Singapore banks discuss cooperation to fight money laundering

DBS Group Holdings, OCBC and UOB are exploring the possibility of a countrywide model for anti-money laundering and enhanced client knowledge.
DBS Group Holdings, OCBC and UOB are exploring the possibility of a countrywide model for anti-money laundering and enhanced client knowledge.PHOTO: REUTERS

SINGAPORE (BLOOMBERG) - Singapore's biggest banks are in talks about setting up a system for sharing information on prospective clients, in an effort to combat money laundering in the city-state.

DBS Group Holdings, OCBC and UOB are exploring the possibility of a countrywide model for anti-money laundering and enhanced client knowledge, according to Loretta Yuen, the head of legal and regulatory compliance at OCBC. The bank believes the new model "will bring significant control and operational efficiency benefits to the industry and Singapore," Ms Yuen said by e-mail, adding that it's premature to discuss details of the initiative.
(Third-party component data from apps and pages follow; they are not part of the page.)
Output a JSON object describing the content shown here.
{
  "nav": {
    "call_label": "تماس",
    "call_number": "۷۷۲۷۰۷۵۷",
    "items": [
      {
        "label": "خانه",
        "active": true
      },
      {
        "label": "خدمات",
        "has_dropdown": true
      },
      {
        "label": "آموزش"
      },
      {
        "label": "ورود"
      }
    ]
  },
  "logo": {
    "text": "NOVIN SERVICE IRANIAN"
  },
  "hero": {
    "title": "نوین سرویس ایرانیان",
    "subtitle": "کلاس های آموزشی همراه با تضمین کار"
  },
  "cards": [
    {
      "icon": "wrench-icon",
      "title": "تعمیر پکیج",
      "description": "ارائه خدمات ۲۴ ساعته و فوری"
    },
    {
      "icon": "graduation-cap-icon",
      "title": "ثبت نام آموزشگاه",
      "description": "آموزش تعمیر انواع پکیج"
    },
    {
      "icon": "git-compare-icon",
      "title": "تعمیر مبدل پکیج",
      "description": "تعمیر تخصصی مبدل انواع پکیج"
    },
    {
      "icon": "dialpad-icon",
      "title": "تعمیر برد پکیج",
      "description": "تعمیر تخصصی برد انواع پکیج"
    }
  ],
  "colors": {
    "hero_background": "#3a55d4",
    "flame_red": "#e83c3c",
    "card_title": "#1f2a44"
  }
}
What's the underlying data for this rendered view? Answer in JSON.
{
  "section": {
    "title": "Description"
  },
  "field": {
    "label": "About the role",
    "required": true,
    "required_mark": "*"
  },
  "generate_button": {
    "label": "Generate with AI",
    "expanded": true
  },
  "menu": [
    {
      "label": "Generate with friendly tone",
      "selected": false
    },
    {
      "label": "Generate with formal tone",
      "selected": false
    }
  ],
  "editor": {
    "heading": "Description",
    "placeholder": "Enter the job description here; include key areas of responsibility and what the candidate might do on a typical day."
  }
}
The model under review would see the three banks pool data at a newly-created registry, according to people familiar with the matter, who asked not to be named because the talks are private. The banks would use the information when deciding whether to approve applications for new accounts, the people added.

The pilot project may start with corporate accounts, according to one of the people. The talks come as Singapore has frozen bank accounts as part of probes related to 1MDB Development Bhd, the embattled Malaysian state fund, and charged a former BSI SA private banker in the city with money laundering.

The Singapore unit of the Swiss private bank was the custodian of fund units, which were valued at US$2.32 billion (S$3.14 billion) as of March 31, 2015, for a 1MDB subsidiary.  There is no timeline on when the registry would be set up, said the people. The plan may be expanded to international banks in Singapore if a pilot proves successful, they said.

One of the main hurdles in planning the project is the sharing of potentially sensitive customer information because of Singapore's strict banking secrecy laws, according to the people. A requirement to get applicant consent is among the possible solutions, they added.

Banks in Singapore and elsewhere already share client data for the purpose of assessing their creditworthiness. Singapore's credit bureau, for example, compiles records of consumer loans based on information contributed by the banks.

A spokesman for DBS confirmed that it was involved in an exploratory study on the initiative, but declined to comment further. UOB didn't immediately respond to a request for comment.

1MDB has been the subject of overlapping investigations in Malaysia and Singapore, as well as in countries such as Switzerland and the United States, amid allegations of financial irregularities. 1MDB has consistently denied wrongdoing.

The Monetary Authority of Singapore said in March it has been conducting a "thorough review of various transactions as well as fund flows" related to the case through its banking system.

The MAS last year boosted its anti-money laundering rules, requiring financial institutions to have more comprehensive checks on customers. Singapore in July 2014 raised the maximum jail term for money laundering to 10 years from seven years.

Spending by Asian financial-services companies on technology for anti-money laundering and customer screening may rise to US$300 million this year from 2015's estimated US$260 million, according to Boston-based research firm Celent.